------ Information provided

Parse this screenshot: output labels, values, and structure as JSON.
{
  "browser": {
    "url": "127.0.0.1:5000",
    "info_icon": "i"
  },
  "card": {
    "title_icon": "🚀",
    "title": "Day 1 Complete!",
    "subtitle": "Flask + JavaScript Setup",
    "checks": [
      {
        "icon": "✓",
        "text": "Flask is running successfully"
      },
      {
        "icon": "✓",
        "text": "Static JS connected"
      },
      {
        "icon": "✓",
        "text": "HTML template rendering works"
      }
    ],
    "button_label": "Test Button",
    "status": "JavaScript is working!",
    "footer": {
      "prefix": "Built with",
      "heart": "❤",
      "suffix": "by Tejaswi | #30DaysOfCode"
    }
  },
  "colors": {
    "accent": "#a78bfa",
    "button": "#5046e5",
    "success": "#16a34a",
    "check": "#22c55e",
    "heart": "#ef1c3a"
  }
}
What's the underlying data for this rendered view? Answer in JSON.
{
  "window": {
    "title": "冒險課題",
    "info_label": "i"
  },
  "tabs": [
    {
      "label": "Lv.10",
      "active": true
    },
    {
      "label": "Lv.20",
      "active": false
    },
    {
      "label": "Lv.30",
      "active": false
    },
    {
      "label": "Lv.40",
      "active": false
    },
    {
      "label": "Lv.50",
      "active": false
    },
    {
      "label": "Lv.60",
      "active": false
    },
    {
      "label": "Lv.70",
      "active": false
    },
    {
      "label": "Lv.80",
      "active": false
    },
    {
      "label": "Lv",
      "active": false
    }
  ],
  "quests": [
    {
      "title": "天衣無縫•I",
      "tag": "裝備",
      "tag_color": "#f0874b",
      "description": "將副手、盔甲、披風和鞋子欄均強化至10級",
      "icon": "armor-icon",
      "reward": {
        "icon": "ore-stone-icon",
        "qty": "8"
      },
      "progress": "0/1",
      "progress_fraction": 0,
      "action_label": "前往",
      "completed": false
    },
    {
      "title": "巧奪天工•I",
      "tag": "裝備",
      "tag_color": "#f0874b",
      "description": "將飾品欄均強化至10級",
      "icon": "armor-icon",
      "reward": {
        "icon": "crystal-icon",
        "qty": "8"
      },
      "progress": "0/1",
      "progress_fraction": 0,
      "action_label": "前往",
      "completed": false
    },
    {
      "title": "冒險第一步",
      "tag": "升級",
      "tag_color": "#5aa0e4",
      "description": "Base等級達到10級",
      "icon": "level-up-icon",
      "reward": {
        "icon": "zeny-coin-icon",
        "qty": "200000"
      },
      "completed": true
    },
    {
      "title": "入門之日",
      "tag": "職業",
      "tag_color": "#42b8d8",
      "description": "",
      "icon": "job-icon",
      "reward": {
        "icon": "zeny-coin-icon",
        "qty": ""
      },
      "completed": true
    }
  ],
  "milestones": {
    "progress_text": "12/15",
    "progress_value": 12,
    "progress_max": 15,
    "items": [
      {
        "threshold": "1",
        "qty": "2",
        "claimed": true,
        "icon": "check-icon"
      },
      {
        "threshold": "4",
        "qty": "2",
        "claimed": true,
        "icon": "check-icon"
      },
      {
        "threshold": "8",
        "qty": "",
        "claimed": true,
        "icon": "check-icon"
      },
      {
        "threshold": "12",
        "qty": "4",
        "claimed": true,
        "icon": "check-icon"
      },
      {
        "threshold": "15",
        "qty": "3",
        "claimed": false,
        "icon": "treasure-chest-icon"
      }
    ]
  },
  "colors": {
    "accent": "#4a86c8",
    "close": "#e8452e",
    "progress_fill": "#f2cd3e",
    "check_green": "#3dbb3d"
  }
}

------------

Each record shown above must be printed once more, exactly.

Parse this screenshot: output labels, values, and structure as JSON.
{
  "browser": {
    "url": "127.0.0.1:5000",
    "info_icon": "i"
  },
  "card": {
    "title_icon": "🚀",
    "title": "Day 1 Complete!",
    "subtitle": "Flask + JavaScript Setup",
    "checks": [
      {
        "icon": "✓",
        "text": "Flask is running successfully"
      },
      {
        "icon": "✓",
        "text": "Static JS connected"
      },
      {
        "icon": "✓",
        "text": "HTML template rendering works"
      }
    ],
    "button_label": "Test Button",
    "status": "JavaScript is working!",
    "footer": {
      "prefix": "Built with",
      "heart": "❤",
      "suffix": "by Tejaswi | #30DaysOfCode"
    }
  },
  "colors": {
    "accent": "#a78bfa",
    "button": "#5046e5",
    "success": "#16a34a",
    "check": "#22c55e",
    "heart": "#ef1c3a"
  }
}
What's the underlying data for this rendered view? Answer in JSON.
{
  "window": {
    "title": "冒險課題",
    "info_label": "i"
  },
  "tabs": [
    {
      "label": "Lv.10",
      "active": true
    },
    {
      "label": "Lv.20",
      "active": false
    },
    {
      "label": "Lv.30",
      "active": false
    },
    {
      "label": "Lv.40",
      "active": false
    },
    {
      "label": "Lv.50",
      "active": false
    },
    {
      "label": "Lv.60",
      "active": false
    },
    {
      "label": "Lv.70",
      "active": false
    },
    {
      "label": "Lv.80",
      "active": false
    },
    {
      "label": "Lv",
      "active": false
    }
  ],
  "quests": [
    {
      "title": "天衣無縫•I",
      "tag": "裝備",
      "tag_color": "#f0874b",
      "description": "將副手、盔甲、披風和鞋子欄均強化至10級",
      "icon": "armor-icon",
      "reward": {
        "icon": "ore-stone-icon",
        "qty": "8"
      },
      "progress": "0/1",
      "progress_fraction": 0,
      "action_label": "前往",
      "completed": false
    },
    {
      "title": "巧奪天工•I",
      "tag": "裝備",
      "tag_color": "#f0874b",
      "description": "將飾品欄均強化至10級",
      "icon": "armor-icon",
      "reward": {
        "icon": "crystal-icon",
        "qty": "8"
      },
      "progress": "0/1",
      "progress_fraction": 0,
      "action_label": "前往",
      "completed": false
    },
    {
      "title": "冒險第一步",
      "tag": "升級",
      "tag_color": "#5aa0e4",
      "description": "Base等級達到10級",
      "icon": "level-up-icon",
      "reward": {
        "icon": "zeny-coin-icon",
        "qty": "200000"
      },
      "completed": true
    },
    {
      "title": "入門之日",
      "tag": "職業",
      "tag_color": "#42b8d8",
      "description": "",
      "icon": "job-icon",
      "reward": {
        "icon": "zeny-coin-icon",
        "qty": ""
      },
      "completed": true
    }
  ],
  "milestones": {
    "progress_text": "12/15",
    "progress_value": 12,
    "progress_max": 15,
    "items": [
      {
        "threshold": "1",
        "qty": "2",
        "claimed": true,
        "icon": "check-icon"
      },
      {
        "threshold": "4",
        "qty": "2",
        "claimed": true,
        "icon": "check-icon"
      },
      {
        "threshold": "8",
        "qty": "",
        "claimed": true,
        "icon": "check-icon"
      },
      {
        "threshold": "12",
        "qty": "4",
        "claimed": true,
        "icon": "check-icon"
      },
      {
        "threshold": "15",
        "qty": "3",
        "claimed": false,
        "icon": "treasure-chest-icon"
      }
    ]
  },
  "colors": {
    "accent": "#4a86c8",
    "close": "#e8452e",
    "progress_fill": "#f2cd3e",
    "check_green": "#3dbb3d"
  }
}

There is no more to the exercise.